What you have to do: In the response, each entry below should appear again exactly as given.

Website and app data records
⟨
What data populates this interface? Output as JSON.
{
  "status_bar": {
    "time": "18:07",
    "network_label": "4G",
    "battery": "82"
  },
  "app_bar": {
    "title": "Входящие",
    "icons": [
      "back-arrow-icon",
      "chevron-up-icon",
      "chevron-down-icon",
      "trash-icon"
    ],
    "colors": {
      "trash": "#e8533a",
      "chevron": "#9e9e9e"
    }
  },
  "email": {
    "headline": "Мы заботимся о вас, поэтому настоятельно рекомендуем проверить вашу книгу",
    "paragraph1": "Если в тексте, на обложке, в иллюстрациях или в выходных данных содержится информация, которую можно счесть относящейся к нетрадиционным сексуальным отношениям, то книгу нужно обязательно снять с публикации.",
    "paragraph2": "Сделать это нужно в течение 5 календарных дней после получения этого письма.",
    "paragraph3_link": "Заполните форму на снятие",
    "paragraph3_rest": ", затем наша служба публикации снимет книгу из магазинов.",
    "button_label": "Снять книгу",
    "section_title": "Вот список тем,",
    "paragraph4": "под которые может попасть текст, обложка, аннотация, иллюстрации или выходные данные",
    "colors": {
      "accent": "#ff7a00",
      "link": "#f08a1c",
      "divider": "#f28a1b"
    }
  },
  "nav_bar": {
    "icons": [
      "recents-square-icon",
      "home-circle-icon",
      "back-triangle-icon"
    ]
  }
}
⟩
Answer box:
What data populates this interface? Output as JSON.
{
  "status_bar": {
    "time": "18:07",
    "network_label": "4G",
    "battery": "82"
  },
  "app_bar": {
    "title": "Входящие",
    "icons": [
      "back-arrow-icon",
      "chevron-up-icon",
      "chevron-down-icon",
      "trash-icon"
    ],
    "colors": {
      "trash": "#e8533a",
      "chevron": "#9e9e9e"
    }
  },
  "email": {
    "headline": "Мы заботимся о вас, поэтому настоятельно рекомендуем проверить вашу книгу",
    "paragraph1": "Если в тексте, на обложке, в иллюстрациях или в выходных данных содержится информация, которую можно счесть относящейся к нетрадиционным сексуальным отношениям, то книгу нужно обязательно снять с публикации.",
    "paragraph2": "Сделать это нужно в течение 5 календарных дней после получения этого письма.",
    "paragraph3_link": "Заполните форму на снятие",
    "paragraph3_rest": ", затем наша служба публикации снимет книгу из магазинов.",
    "button_label": "Снять книгу",
    "section_title": "Вот список тем,",
    "paragraph4": "под которые может попасть текст, обложка, аннотация, иллюстрации или выходные данные",
    "colors": {
      "accent": "#ff7a00",
      "link": "#f08a1c",
      "divider": "#f28a1b"
    }
  },
  "nav_bar": {
    "icons": [
      "recents-square-icon",
      "home-circle-icon",
      "back-triangle-icon"
    ]
  }
}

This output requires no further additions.